Work to be completed:
Report the count of lines below in which the string "name" occurs; include nothing else.
*** Opening of Available data ***
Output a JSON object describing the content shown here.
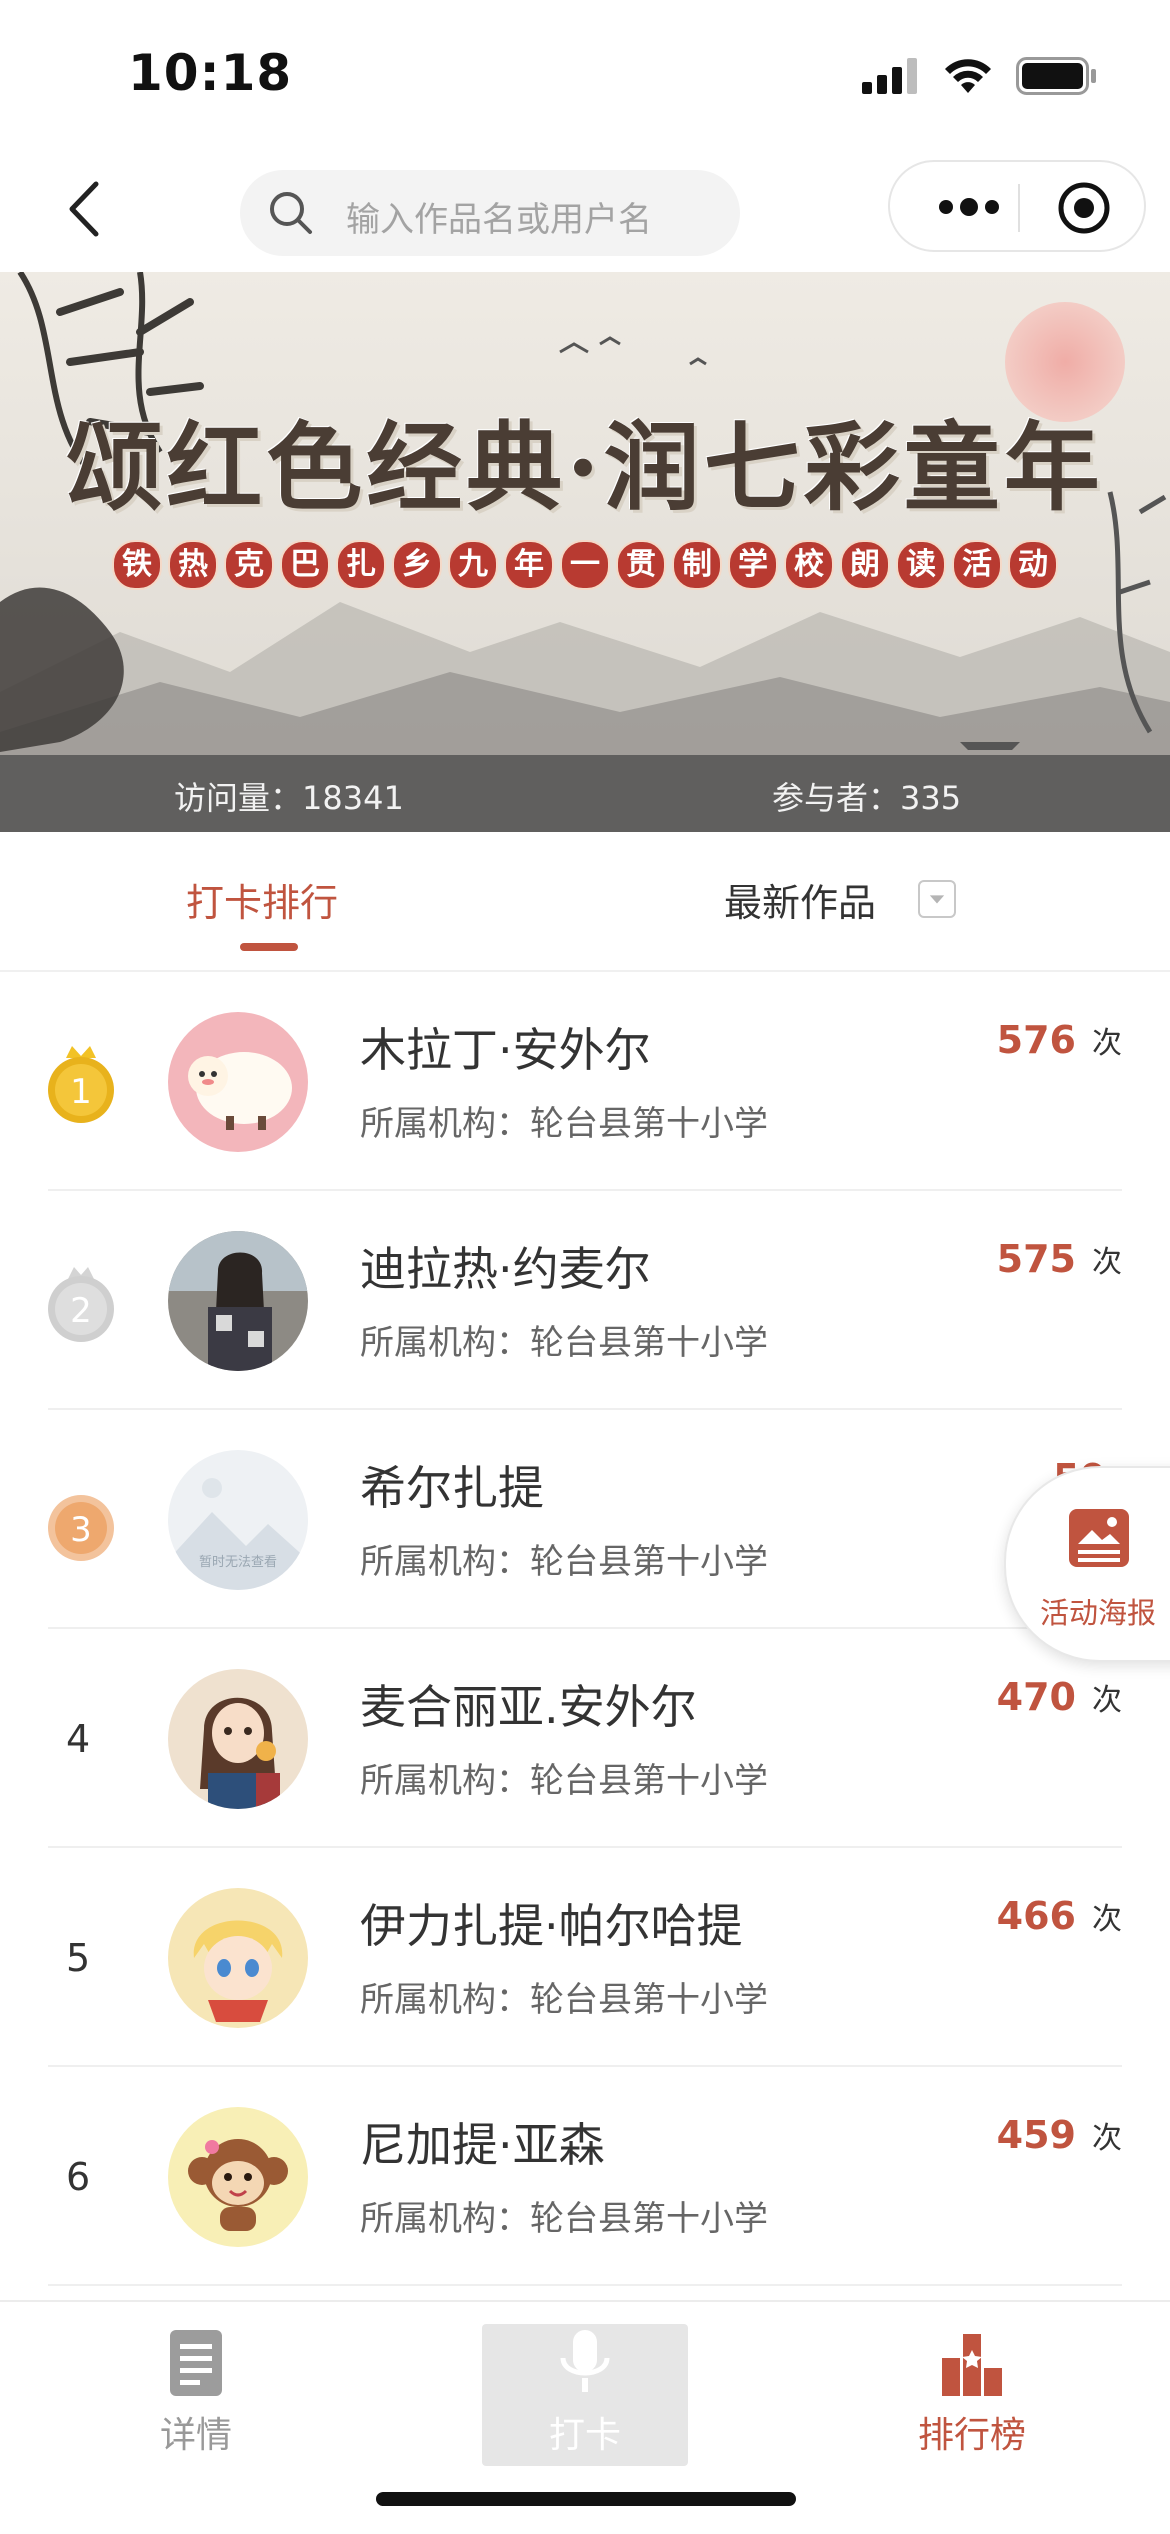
{
  "status": {
    "time": "10:18"
  },
  "search": {
    "placeholder": "输入作品名或用户名"
  },
  "banner": {
    "title": "颂红色经典·润七彩童年",
    "subtitle_chars": [
      "铁",
      "热",
      "克",
      "巴",
      "扎",
      "乡",
      "九",
      "年",
      "一",
      "贯",
      "制",
      "学",
      "校",
      "朗",
      "读",
      "活",
      "动"
    ],
    "visits_label": "访问量：18341",
    "participants_label": "参与者：335"
  },
  "tabs": {
    "rank": "打卡排行",
    "latest": "最新作品"
  },
  "rankings": [
    {
      "rank": "1",
      "name": "木拉丁·安外尔",
      "org": "所属机构：轮台县第十小学",
      "count": "576",
      "unit": "次"
    },
    {
      "rank": "2",
      "name": "迪拉热·约麦尔",
      "org": "所属机构：轮台县第十小学",
      "count": "575",
      "unit": "次"
    },
    {
      "rank": "3",
      "name": "希尔扎提",
      "org": "所属机构：轮台县第十小学",
      "count": "50",
      "unit": ""
    },
    {
      "rank": "4",
      "name": "麦合丽亚.安外尔",
      "org": "所属机构：轮台县第十小学",
      "count": "470",
      "unit": "次"
    },
    {
      "rank": "5",
      "name": "伊力扎提·帕尔哈提",
      "org": "所属机构：轮台县第十小学",
      "count": "466",
      "unit": "次"
    },
    {
      "rank": "6",
      "name": "尼加提·亚森",
      "org": "所属机构：轮台县第十小学",
      "count": "459",
      "unit": "次"
    }
  ],
  "avatar3_text": "暂时无法查看",
  "poster": {
    "label": "活动海报"
  },
  "tabbar": {
    "detail": "详情",
    "checkin": "打卡",
    "ranking": "排行榜"
  },
  "colors": {
    "accent": "#c0543f",
    "gold": "#e8b21c",
    "silver": "#c9c9c9",
    "bronze": "#eea86e"
  }
}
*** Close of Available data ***
Output below:
6